Posted on June 18, 2009
When a town in Utah does something very noble!
This is history by about 8 years now, but back in 2001 the little town of 400 people in Utah named “Big Water” passed an ordinance that decriminalized possession of small amounts of marijuana to a $10 fine (under 1 oz), and possession of paraphernalia a $5 fine.
The motive behind this says mayor Willie Marshall “Our ordinance made justice affordable for everybody,” said Marshall. “Let the punishment fit the crime.”
Under Utah law, possession of less than one ounce of marijuana is punishable by up to six months in jail and a $1,000 fine, as well as a six-month drivers license suspension. Under state law, paraphernalia possession nets the same maximum six months and $1,000. According to a newspaper article about this situation that can be found at this link: http://stopthedrugwar.org/chronicle-old/215/bigwater.shtml
I agree with Mayor Willie Marshall, and even though I think a $10 fine is too much for a victimless crime, I believe his intentions were in the right place, and I think you will find the city of Denver Colorado agrees, where it is legal (no fines) for adults to possess up to an ounce of marijuana.
Ruining people’s life forever, putting a misdemeanor on their record which denies them the ability for scholarships, military service, working at certain jobs, etc.. for a victimless crime is insane. A $1000 fine for possessing a plant that has never killed anyone in all of history?
This would be like making drinking from a drinking fountain a misdemeanor punishable with jail time and a $1000 fine. Based on harm, and social impact, marijuana is no more of a threat than drinking water!
Bravo to this courageous mayor and this courageous city council. It’s only too bad that these ordinances were later repealed, and that at least one officer is recorded and reprimended for threatening the city council members.
Utah Highway Patrol Officer Nathan Giles blew up at local officials, Marshall said, in an account whose broad contours were confirmed by regional Highway Patrol spokesman Lt. Lynn McAfee. “Once the police heard about this, they hit the ceiling, the Kane County sheriff and the Highway Patrol were just enraged,” said Marshall. “They do a lot of intimidating people into letting them search their cars. But Officer Nathan Giles was especially bent out of shape. He came in and yelled at the town clerk. ‘Who’s the dope-smoking son of a bitch who wrote this ordinance?’ Giles yelled.

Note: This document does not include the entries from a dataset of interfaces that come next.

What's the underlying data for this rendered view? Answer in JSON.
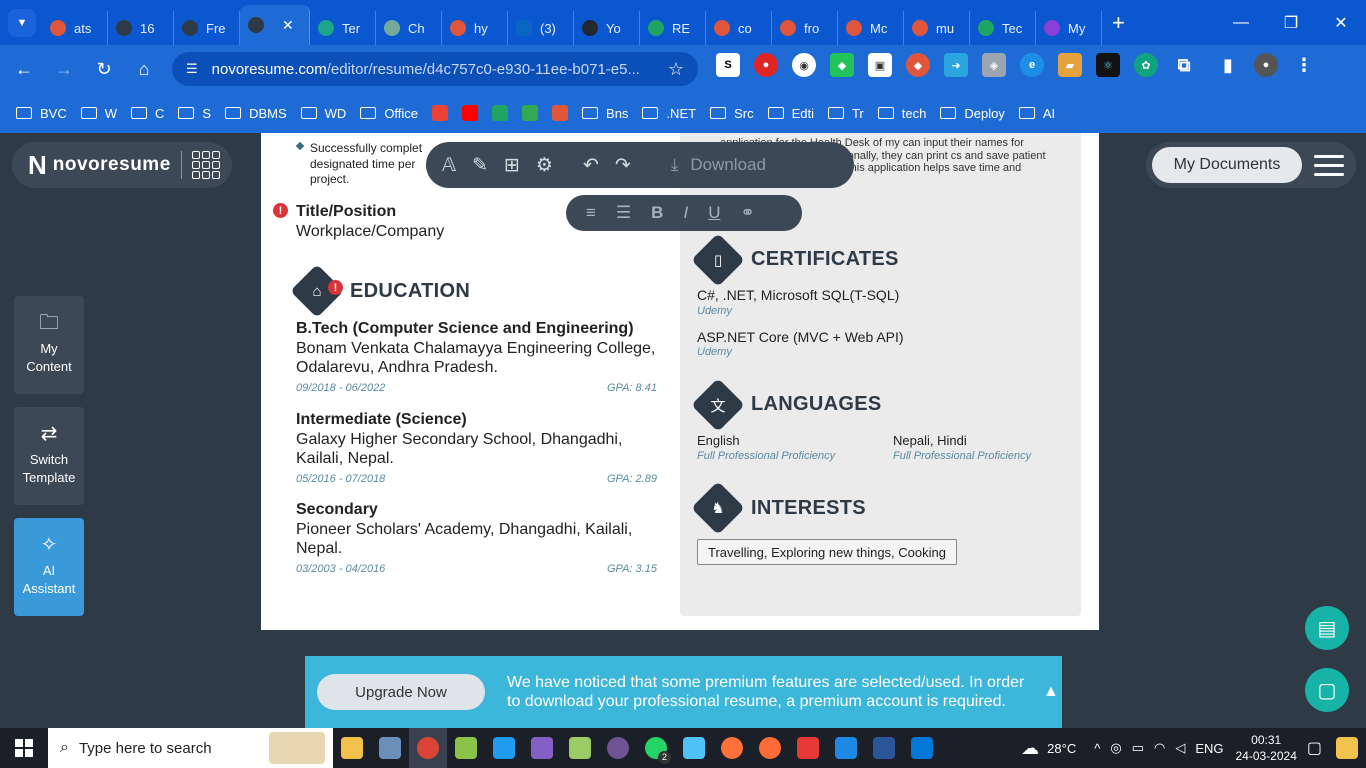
{
  "browser": {
    "tabs": [
      {
        "label": "ats",
        "color": "#e0563b"
      },
      {
        "label": "16",
        "color": "#2f3a47"
      },
      {
        "label": "Fre",
        "color": "#2f3a47"
      },
      {
        "label": "",
        "color": "#2f3a47",
        "active": true
      },
      {
        "label": "Ter",
        "color": "#19a68a"
      },
      {
        "label": "Ch",
        "color": "#74aa9c"
      },
      {
        "label": "hy",
        "color": "#e0563b"
      },
      {
        "label": "(3)",
        "color": "#0a66c2"
      },
      {
        "label": "Yo",
        "color": "#24292f"
      },
      {
        "label": "RE",
        "color": "#1fa463"
      },
      {
        "label": "co",
        "color": "#e0563b"
      },
      {
        "label": "fro",
        "color": "#e0563b"
      },
      {
        "label": "Mc",
        "color": "#e0563b"
      },
      {
        "label": "mu",
        "color": "#e0563b"
      },
      {
        "label": "Tec",
        "color": "#1fa463"
      },
      {
        "label": "My",
        "color": "#8b3fd9"
      }
    ],
    "url_host": "novoresume.com",
    "url_path": "/editor/resume/d4c757c0-e930-11ee-b071-e5...",
    "bookmarks": [
      "BVC",
      "W",
      "C",
      "S",
      "DBMS",
      "WD",
      "Office",
      "Bns",
      ".NET",
      "Src",
      "Edti",
      "Tr",
      "tech",
      "Deploy",
      "AI"
    ]
  },
  "app": {
    "logo_text": "novoresume",
    "my_documents": "My Documents",
    "toolbar_download": "Download",
    "side": {
      "my_content": "My Content",
      "switch_template": "Switch Template",
      "ai_assistant": "AI Assistant"
    }
  },
  "resume": {
    "top_bullet": "Successfully complet designated time per project.",
    "title_position": "Title/Position",
    "workplace": "Workplace/Company",
    "education_heading": "EDUCATION",
    "education": [
      {
        "degree": "B.Tech (Computer Science and Engineering)",
        "school": "Bonam Venkata Chalamayya Engineering College, Odalarevu, Andhra Pradesh.",
        "dates": "09/2018 - 06/2022",
        "gpa": "GPA: 8.41"
      },
      {
        "degree": "Intermediate (Science)",
        "school": "Galaxy Higher Secondary School, Dhangadhi, Kailali, Nepal.",
        "dates": "05/2016 - 07/2018",
        "gpa": "GPA: 2.89"
      },
      {
        "degree": "Secondary",
        "school": "Pioneer Scholars' Academy, Dhangadhi, Kailali, Nepal.",
        "dates": "03/2003 - 04/2016",
        "gpa": "GPA: 3.15"
      }
    ],
    "project_snippet": "application for the Health Desk of my can input their names for checkup, nual entry. Additionally, they can print cs and save patient data for future reference. This application helps save time and streamline",
    "certificates_heading": "CERTIFICATES",
    "certificates": [
      {
        "name": "C#, .NET, Microsoft SQL(T-SQL)",
        "issuer": "Udemy"
      },
      {
        "name": "ASP.NET Core (MVC + Web API)",
        "issuer": "Udemy"
      }
    ],
    "languages_heading": "LANGUAGES",
    "languages": [
      {
        "name": "English",
        "level": "Full Professional Proficiency"
      },
      {
        "name": "Nepali, Hindi",
        "level": "Full Professional Proficiency"
      }
    ],
    "interests_heading": "INTERESTS",
    "interests": "Travelling, Exploring new things, Cooking"
  },
  "banner": {
    "upgrade_label": "Upgrade Now",
    "message": "We have noticed that some premium features are selected/used. In order to download your professional resume, a premium account is required."
  },
  "taskbar": {
    "search_placeholder": "Type here to search",
    "temperature": "28°C",
    "language": "ENG",
    "time": "00:31",
    "date": "24-03-2024",
    "whatsapp_badge": "2"
  }
}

And then he made threats. ‘All hell is going to break loose in Big Water,’ he told her,” Marshall said.
Two weeks after the ordinance passed, UHP started harassing members of the entire town of Big Water:
“ On December 7, two weeks after the ordinance was passed, the town was hit with an “enforcement blitz” by Highway Patrol and Kane County Sheriff’s officers. “They were ticketing everyone for anything,” said Marshall. “They had a half dozen Highway Patrol cars out there pulling people over for no seat belt, failure to signal, anything they could think of.”
Which was confirmed by Lt. McAfee of the Utah Highway Patrol.
But this wasn’t the end of it, and as you guessed, this all has to do with police funding and getting revenue from these so-called crimes.
But Giles wasn’t done. “Then he went over to the water board office, where one of the council members works, while on-duty and in uniform and started arguing with her,” Marshall said, “telling her the ordinance was unconstitutional, that we had to repeal it, that the Highway Patrol could just stop writing tickets in our town, basically threatening to cut off a source of town funding. Not that we’re a speed trap,” Marshall quickly added. “Giles was very threatening and his behavior was very inappropriate.”
This is Utah life under a huge microscope in relation to the ‘drug war’. No drug war equals no police funding. It’s not about harm reduction, it’s about revenue!
This isn’t a war on drugs, this is a war on the American people!
Another Reference from a local newspaper: http://archive.deseretnews.com/archive/880574/Big-Water-axes-controversial-laws.html